Ranger Cafe Hits All The Right Notes
Due to a prolonged episode of writer’s block I have been for too long absent from the pages of the Lakewood Observer, but recent changes and additions to the Lakewood restaurant scene have fueled my culinary muse and ideas have been illuminated which virtually scream out for discussion and attention. So hoping that the readers forgive the absence, I will once again mount my soap box to talk about things gastronomic. There will be other times to discuss changes in the Lakewood food scene, but today I’d like to focus on the innovations that the West Shore Career-Tech Culinary Arts program at Lakewood High School has come forth with by way of the Ranger Café @ West Shore. Any quality vocational culinary program has attached to it a restaurant of some sort. For those wishing to become involved in the food service business, while learning technique may be of tremendous importance, there is nothing that can substitute than having to run a restaurant. Presumably that is what those studying in the culinary arts will eventually be doing and the best way to learn is to do. That is the underlying premise behind the Ranger Café @ West Shore where juniors and seniors from the West Shore Technical district made up of Lakewood, Westlake and Rocky River High School Juniors and Seniors not only study cooking techniques and restaurant management, but also are now at least on Tuesday’s and Wednesday’s running a full blown restaurant with a state-of-the-art kitchen.
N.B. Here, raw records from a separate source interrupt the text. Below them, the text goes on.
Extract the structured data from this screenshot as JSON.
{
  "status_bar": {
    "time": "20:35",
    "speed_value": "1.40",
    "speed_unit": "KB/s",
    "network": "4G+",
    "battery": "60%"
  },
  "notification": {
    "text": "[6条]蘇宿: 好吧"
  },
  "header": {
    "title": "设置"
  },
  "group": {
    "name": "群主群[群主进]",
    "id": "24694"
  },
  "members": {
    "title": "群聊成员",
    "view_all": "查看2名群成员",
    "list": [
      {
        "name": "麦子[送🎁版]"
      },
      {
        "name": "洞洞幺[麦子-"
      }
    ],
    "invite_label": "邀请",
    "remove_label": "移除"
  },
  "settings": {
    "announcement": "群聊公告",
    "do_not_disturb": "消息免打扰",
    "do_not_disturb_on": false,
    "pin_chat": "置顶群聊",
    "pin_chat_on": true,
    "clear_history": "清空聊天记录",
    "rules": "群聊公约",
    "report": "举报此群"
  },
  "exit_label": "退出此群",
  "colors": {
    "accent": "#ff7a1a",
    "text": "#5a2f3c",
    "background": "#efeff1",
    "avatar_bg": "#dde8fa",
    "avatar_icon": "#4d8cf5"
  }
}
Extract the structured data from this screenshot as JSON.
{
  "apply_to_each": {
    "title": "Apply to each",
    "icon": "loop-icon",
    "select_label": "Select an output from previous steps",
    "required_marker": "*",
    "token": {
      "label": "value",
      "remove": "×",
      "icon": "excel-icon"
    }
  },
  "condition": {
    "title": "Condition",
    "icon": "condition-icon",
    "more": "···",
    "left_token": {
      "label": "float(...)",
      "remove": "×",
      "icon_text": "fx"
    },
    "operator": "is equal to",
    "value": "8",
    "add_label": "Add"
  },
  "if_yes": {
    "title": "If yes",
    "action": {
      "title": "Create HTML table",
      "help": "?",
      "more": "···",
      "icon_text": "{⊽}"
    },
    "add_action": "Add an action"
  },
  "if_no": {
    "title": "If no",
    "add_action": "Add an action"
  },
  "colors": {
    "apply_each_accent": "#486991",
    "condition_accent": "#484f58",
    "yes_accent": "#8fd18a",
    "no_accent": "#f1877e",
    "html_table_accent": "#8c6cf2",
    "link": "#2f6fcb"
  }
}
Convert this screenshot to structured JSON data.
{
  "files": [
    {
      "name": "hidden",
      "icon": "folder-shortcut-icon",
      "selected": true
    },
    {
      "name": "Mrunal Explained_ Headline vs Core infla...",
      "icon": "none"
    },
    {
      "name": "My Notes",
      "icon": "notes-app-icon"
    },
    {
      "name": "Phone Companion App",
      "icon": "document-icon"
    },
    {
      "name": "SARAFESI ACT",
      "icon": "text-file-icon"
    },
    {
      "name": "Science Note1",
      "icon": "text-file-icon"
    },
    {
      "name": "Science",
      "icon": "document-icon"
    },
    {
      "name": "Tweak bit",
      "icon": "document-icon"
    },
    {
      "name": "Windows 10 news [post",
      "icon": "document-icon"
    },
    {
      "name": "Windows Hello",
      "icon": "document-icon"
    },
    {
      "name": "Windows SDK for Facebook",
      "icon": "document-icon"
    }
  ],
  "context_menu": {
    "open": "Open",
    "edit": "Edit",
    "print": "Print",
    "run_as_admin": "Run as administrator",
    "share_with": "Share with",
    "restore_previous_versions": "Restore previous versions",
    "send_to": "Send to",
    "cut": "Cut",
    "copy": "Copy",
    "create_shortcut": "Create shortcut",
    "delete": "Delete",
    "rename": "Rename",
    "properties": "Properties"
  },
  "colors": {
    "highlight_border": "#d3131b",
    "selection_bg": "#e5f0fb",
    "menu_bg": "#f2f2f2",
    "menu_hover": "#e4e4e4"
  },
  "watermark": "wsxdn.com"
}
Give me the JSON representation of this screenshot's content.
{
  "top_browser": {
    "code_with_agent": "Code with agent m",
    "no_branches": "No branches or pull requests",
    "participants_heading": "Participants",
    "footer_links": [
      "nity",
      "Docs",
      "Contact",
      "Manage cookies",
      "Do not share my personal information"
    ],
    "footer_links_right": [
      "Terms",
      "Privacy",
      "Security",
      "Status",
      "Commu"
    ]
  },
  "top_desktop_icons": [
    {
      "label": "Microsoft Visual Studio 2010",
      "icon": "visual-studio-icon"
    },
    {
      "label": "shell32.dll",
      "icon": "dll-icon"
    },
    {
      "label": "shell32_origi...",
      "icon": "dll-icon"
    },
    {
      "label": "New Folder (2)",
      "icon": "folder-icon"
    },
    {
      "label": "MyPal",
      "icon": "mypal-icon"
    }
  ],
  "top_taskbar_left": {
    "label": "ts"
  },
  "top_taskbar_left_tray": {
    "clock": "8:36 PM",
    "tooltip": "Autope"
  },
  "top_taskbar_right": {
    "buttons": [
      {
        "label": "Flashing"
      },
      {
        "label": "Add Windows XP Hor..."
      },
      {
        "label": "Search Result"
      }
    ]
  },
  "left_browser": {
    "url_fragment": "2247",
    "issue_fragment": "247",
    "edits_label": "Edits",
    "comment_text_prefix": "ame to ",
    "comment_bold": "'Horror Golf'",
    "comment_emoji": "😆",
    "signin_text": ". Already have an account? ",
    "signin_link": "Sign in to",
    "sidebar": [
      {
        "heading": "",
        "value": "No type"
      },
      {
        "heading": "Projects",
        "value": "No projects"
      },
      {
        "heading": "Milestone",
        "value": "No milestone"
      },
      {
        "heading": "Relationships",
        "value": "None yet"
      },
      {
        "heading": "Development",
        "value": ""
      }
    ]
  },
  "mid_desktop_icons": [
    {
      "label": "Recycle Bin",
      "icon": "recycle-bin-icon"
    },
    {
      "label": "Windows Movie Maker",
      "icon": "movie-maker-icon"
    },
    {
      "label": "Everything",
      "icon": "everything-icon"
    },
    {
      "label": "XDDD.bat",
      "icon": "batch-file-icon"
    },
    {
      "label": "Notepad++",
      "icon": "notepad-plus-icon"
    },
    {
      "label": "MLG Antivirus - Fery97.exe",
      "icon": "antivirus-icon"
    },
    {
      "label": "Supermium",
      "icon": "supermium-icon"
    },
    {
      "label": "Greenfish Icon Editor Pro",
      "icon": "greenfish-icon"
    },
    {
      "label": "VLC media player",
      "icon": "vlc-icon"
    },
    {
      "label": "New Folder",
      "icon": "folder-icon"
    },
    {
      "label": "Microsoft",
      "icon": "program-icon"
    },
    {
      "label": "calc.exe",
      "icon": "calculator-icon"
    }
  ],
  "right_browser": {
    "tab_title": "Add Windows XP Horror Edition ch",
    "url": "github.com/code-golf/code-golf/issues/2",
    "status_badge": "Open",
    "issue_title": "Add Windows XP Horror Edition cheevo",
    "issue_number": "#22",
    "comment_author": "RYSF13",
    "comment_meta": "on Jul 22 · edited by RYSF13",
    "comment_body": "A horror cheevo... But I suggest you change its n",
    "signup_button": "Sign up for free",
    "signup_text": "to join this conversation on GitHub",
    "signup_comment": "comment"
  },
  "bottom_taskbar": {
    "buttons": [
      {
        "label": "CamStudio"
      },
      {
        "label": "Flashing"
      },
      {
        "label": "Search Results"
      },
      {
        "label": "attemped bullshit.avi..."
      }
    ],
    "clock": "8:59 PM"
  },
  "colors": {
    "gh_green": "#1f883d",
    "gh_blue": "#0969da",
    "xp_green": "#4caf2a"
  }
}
Those who doubt the ability of these high school students to translate what they learn in the classroom into not only a credible but top-notch dining experience need not fear. The menu for the Ranger Café presents something to suit the taste of every one. From freshly prepared salads of crisp micro greens, entrées which include a vegetarian pasta, fresh seafood of the day, as well as credible array of sandwiches there is something to please every palate. Because of the limited seating (50) and limited hours (11:30 a.m. to 1:00 p.m.) reservations are required which are easily made by calling (216) 529-4165. On a recent visit with two dining companions, we found the service to be marred only by a certain amount of youthful awkwardness, but the table settings were impeccable from the dishes and glassware to the folded napkin.
We decided that the best way to fully test the abilities of the kitchen, which had only been serving for a week at that time, was to each order different entrées and each sample everything. The soup of the day ($2.50) was a rich broccoli cheddar soup that tasted distinctly of fresh broccoli and real cheese. While it lacked the smoothness of some soups, it also lacked any of the distinct Velveeta taste which is sometimes present. It was well prepared, well seasoned and even for one of my partners, who is an efficienato of salt and pepper required no seasoning adjustment. We moved on to a dinner salad of mescalin greens served with a house dressing. The slight sweetness of my vinaigrette was beautifully offset by the acid and herbs and if there were any shortcomings it would have been in the flavorless hot house tomato slice. We chose as entrees the herb encrusted chicken breast ($5.00) accompanied by sautéed vegetables and mashed potatoes, the boneless pork loin ($6.00) served with risotto and the quiche of the day (vegetable). While I felt that the pork might have been a bit overdone, the tomato coulis was a wonderful counter-balance. The seasoning on both the pork and the chicken were done to a “T” and the kitchen had produced a very credible creamy risotto that was nevertheless al dente something that many restaurant kitchens are somehow unable to do. The homemade pastry for the quiche ($4.00) was done to a turn and not the least bit soggy and although a trifle more thick than I would have preferred nevertheless the total package was superb.
While none of us typically eat dessert at lunch (all $2.50), somehow it was difficult to say no to a hot apple turnover with house made ice cream, the dessert of the day (N.Y style cheesecake) or the chocolate mouse torte. The torte was layers of sponge cake surrounding not so much a mouse but more of a fudge granache, with an excellent cup of coffee the richness of the chocolate was delightful. The cheesecake, although again the crust was a bit thick for my taste, was smooth, creamy with a touch of lemon and firm without being dry. I think the best of the bunch, however, was the warm apple turnover which was made obviously with fresh tart Granny Smith apples and a light pastry with a homemade honey vanilla ice cream.
The service was timely. Lunch can easily be accomplished within an hour. Many of us, especially Lakewood High School alumnis, point with pride to many of the school system’s accomplishments, from its innovative vocational program to its wide range in curriculum. The Ranger Café is truly another jewel in the Lakewood School System’s crown, not only for the knowledge and experience it is imparting into its students, but also for serving a lunch which can rival the portions served by many carriage trade restaurants of note.
After our meal, a tour of the kitchen revealed an absolute state-of-the-art facility with an attached classroom demo kitchen, much like that I pined to see in the library renovations. Busy at work were several dozen students properly attired in tocque and jacket – doing everything from dishes and clean-up to line cook preparation, expediting service and assuring that each plate was properly and cleanly presented. Being able to work in an educational facility that provides them with state-of-the-art tools of the trade can only enhance the learning experience, as well as the end product, all to the benefit of those dining at the Ranger Café.